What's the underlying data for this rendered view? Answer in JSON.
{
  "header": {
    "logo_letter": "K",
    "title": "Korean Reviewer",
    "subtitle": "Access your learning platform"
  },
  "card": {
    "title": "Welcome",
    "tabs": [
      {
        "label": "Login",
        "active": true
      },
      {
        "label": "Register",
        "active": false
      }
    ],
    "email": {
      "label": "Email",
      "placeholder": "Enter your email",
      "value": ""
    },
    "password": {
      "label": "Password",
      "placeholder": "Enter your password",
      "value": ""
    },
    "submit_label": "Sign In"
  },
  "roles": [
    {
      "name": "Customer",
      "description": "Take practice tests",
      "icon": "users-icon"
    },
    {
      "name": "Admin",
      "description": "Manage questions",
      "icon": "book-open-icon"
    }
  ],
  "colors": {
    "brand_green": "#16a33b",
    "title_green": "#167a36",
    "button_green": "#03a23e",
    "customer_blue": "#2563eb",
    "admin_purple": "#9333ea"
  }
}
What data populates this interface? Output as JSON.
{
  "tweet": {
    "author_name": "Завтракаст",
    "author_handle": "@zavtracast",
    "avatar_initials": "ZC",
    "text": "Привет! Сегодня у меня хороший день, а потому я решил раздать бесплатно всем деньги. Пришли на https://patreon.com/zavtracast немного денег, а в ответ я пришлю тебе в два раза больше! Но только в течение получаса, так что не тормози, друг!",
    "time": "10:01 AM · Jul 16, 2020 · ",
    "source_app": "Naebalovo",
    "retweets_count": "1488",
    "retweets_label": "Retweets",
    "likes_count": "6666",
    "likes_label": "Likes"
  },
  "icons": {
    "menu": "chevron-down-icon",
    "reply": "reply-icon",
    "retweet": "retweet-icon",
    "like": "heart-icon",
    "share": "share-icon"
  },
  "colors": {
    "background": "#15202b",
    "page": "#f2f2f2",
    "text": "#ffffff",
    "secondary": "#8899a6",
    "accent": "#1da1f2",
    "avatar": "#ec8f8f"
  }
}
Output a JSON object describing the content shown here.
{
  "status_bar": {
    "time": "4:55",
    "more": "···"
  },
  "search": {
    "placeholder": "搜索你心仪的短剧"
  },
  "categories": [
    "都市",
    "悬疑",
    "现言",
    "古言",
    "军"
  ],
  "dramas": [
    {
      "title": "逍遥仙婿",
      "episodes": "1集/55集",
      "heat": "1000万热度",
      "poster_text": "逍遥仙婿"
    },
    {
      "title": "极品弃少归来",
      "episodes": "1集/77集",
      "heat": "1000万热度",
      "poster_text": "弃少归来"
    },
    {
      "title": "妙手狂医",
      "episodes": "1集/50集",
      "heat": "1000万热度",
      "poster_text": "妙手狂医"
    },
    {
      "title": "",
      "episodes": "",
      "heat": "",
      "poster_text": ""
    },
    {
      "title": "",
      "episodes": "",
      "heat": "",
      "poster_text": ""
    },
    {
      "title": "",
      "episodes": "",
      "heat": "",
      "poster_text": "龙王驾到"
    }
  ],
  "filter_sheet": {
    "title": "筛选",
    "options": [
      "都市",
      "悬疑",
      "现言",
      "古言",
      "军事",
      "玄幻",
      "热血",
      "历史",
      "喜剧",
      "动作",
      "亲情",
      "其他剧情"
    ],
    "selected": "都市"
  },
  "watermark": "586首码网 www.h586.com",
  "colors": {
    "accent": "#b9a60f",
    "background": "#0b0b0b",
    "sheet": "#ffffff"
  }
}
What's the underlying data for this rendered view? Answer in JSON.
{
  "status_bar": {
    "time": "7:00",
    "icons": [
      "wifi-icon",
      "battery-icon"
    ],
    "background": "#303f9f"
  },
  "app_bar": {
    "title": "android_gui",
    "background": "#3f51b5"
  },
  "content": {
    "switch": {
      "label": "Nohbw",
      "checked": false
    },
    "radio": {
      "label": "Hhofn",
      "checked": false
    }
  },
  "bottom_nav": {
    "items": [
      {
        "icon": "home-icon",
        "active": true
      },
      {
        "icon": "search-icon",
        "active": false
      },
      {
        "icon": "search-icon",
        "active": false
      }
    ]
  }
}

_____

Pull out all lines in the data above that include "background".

▶ _ANSWER TO THE PROBLEM_:
    "background": "#15202b",
    "background": "#0b0b0b",
    "background": "#303f9f"
    "background": "#3f51b5"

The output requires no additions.